Meet Mary Jones, a black transgender woman born in New York in 1803. Described as a “man-monster” in the press.
Filmmaker Tourmaline’s “Salacia” is an experimental portrait of Jones. It takes place in 19th century free black community in upper Manhattan that was demolished in 1855 to create Central Park.
The LGBTQ+ specific One Archives at USC will be hosting a screening of the film on Thursday, Feb. 6 from 7-9:50 p.m. at the Ray Stark Family Theatre on USC campus.
The film features both a narrative and non-narrative structure to tell the story as Jones “discovers her power in the face of systemic transphobia and racism,” according to a press release.

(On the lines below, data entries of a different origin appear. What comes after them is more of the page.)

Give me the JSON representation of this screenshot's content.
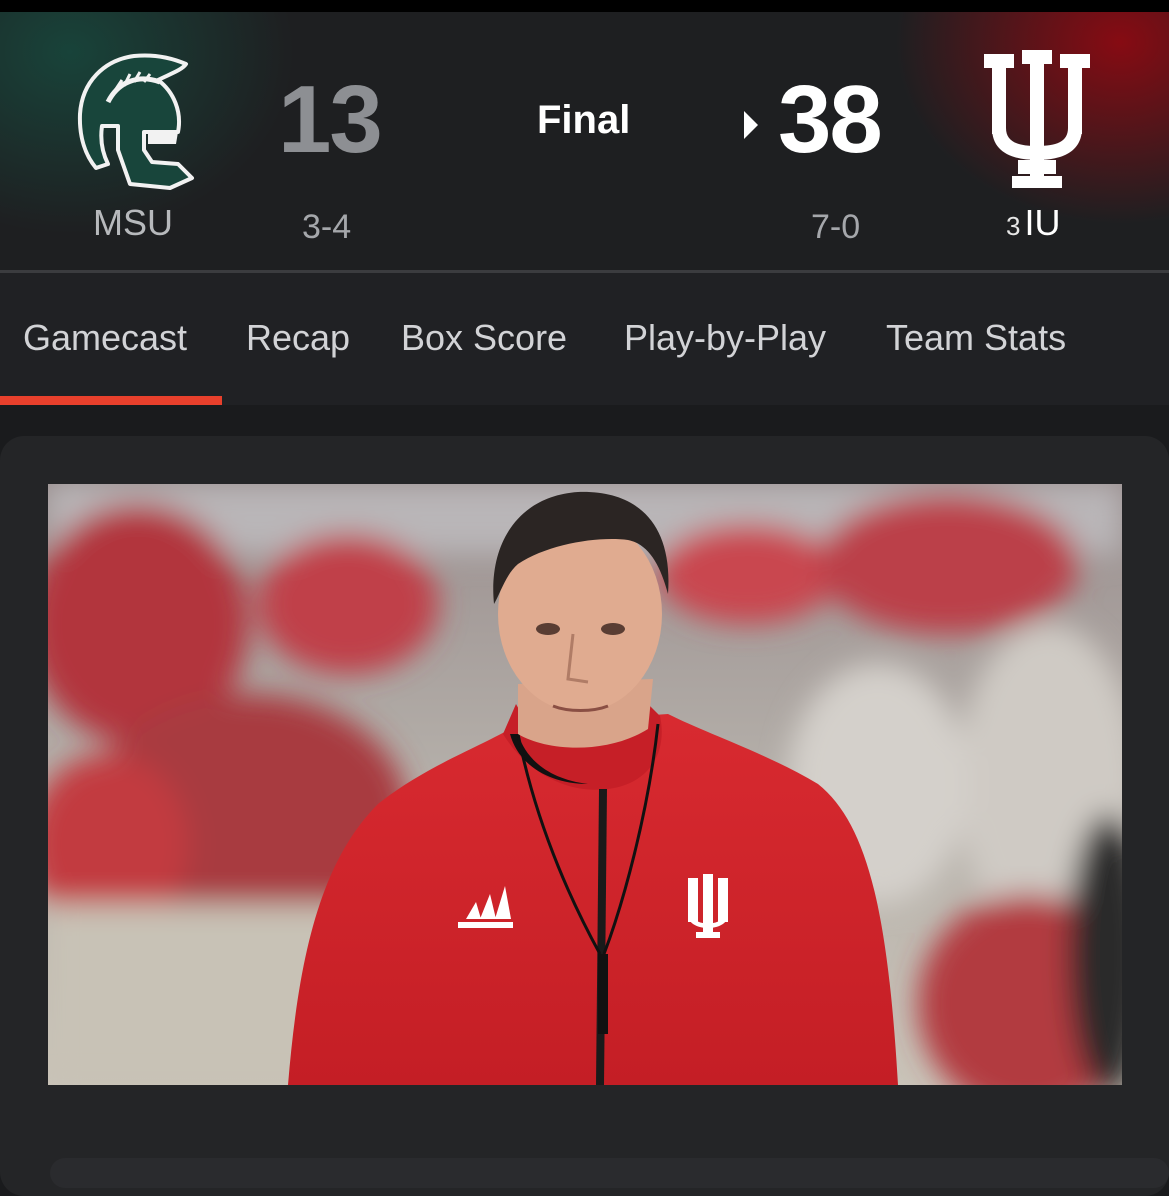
{
  "game": {
    "status": "Final",
    "away": {
      "abbr": "MSU",
      "score": "13",
      "record": "3-4",
      "color": "#18453b",
      "logo_icon": "spartan-helmet-icon"
    },
    "home": {
      "abbr": "IU",
      "rank": "3",
      "score": "38",
      "record": "7-0",
      "color": "#990000",
      "logo_icon": "iu-trident-icon",
      "winner": true
    }
  },
  "tabs": [
    {
      "label": "Gamecast",
      "active": true
    },
    {
      "label": "Recap"
    },
    {
      "label": "Box Score"
    },
    {
      "label": "Play-by-Play"
    },
    {
      "label": "Team Stats"
    }
  ],
  "accent_color": "#e8402c",
  "story": {
    "photo_icon": "coach-photo"
  }
}
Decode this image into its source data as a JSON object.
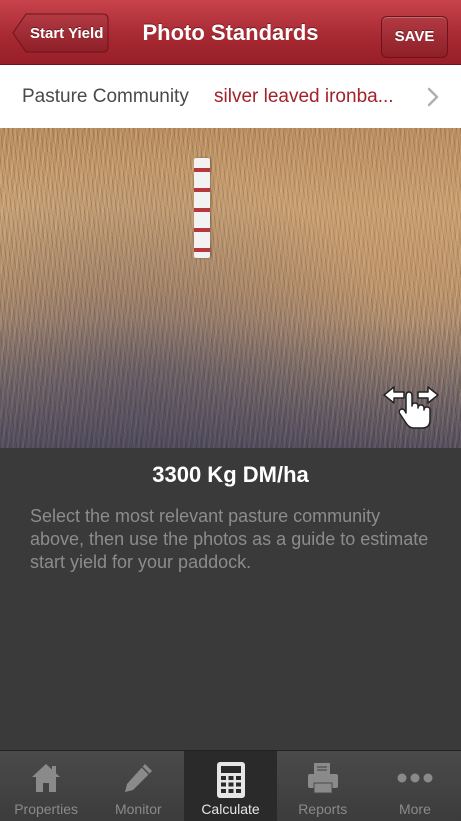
{
  "nav": {
    "back_label": "Start Yield",
    "title": "Photo Standards",
    "save_label": "SAVE"
  },
  "pasture": {
    "label": "Pasture Community",
    "value": "silver leaved ironba..."
  },
  "yield": {
    "value": "3300 Kg DM/ha"
  },
  "instructions": "Select the most relevant pasture community above, then use the photos as a guide to estimate start yield for your paddock.",
  "tabs": [
    {
      "label": "Properties",
      "icon": "house-icon",
      "active": false
    },
    {
      "label": "Monitor",
      "icon": "pencil-icon",
      "active": false
    },
    {
      "label": "Calculate",
      "icon": "calculator-icon",
      "active": true
    },
    {
      "label": "Reports",
      "icon": "printer-icon",
      "active": false
    },
    {
      "label": "More",
      "icon": "more-icon",
      "active": false
    }
  ],
  "colors": {
    "brand": "#a82a33",
    "pasture_value": "#a2222c",
    "background": "#3a3a3a"
  }
}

Tourmaline is an activist, filmmaker and writer. Her work highlights the capacity of Black queer and trans people and communities to make and transform worlds. Tourmaline is also the coeditor of “Trap Door,” an anthology on trans cultural production. She is the recipient of the 2018 Publishing Triangle Award, Special Mention at 2018 Outfest Film Festival, 2017 HBO & Queer/Art Prize and 2016 Art Matters Foundation Grant.
The event will also feature a panel discussion on speculative reconstruction, archival collage on film, and black histories and futures with UCLA Associate Professor Uri McMillan. An Associate Professor in the Department of African American Studies, McMillan is a cultural historian who researches and writes in the interstices between queer theory, black cultural studies, performance studies and contemporary art. His first book, “Embodied Avatars: Genealogies of Black Feminist Art and Performance” (NYU, 2015) is on black performance art, objecthood, and avatars staged by black women artists. He has published articles on performance art, digital media, hip-hop, photography, and nineteenth-century performance cultures in varied arenas such as “Women and Performance: A Journal of Feminist Theory,” “Souls: A Critical Journal of Black Politics, Culture, and Society,” “GLQ: A Journal of Gay and Lesbian Studies” and “e-misferica.”
Filmmaker Arthur Jafa’s “The White Album” will also be screened during the event. The film is a 30-minute collage of “appropriated music videos, CCTV and cellphone footage, viral clips, and documentary snippets are edited to form an audiovisual tapestry of race relations in America through the lens of white identity, constituting a hallucinogenic dream about race and power.”
One Archives at USC will be hosting a screening of the film on Thursday, Feb. 6 from 7-9:50 p.m. at the Ray Stark Family Theatre on USC campus (108 USC University Park Campus, Los Angeles, CA 90089). For more information, visit https://one.usc.edu/program/speculative-archives-and-black-histories-screening-and-conversation-arthur-jafa-and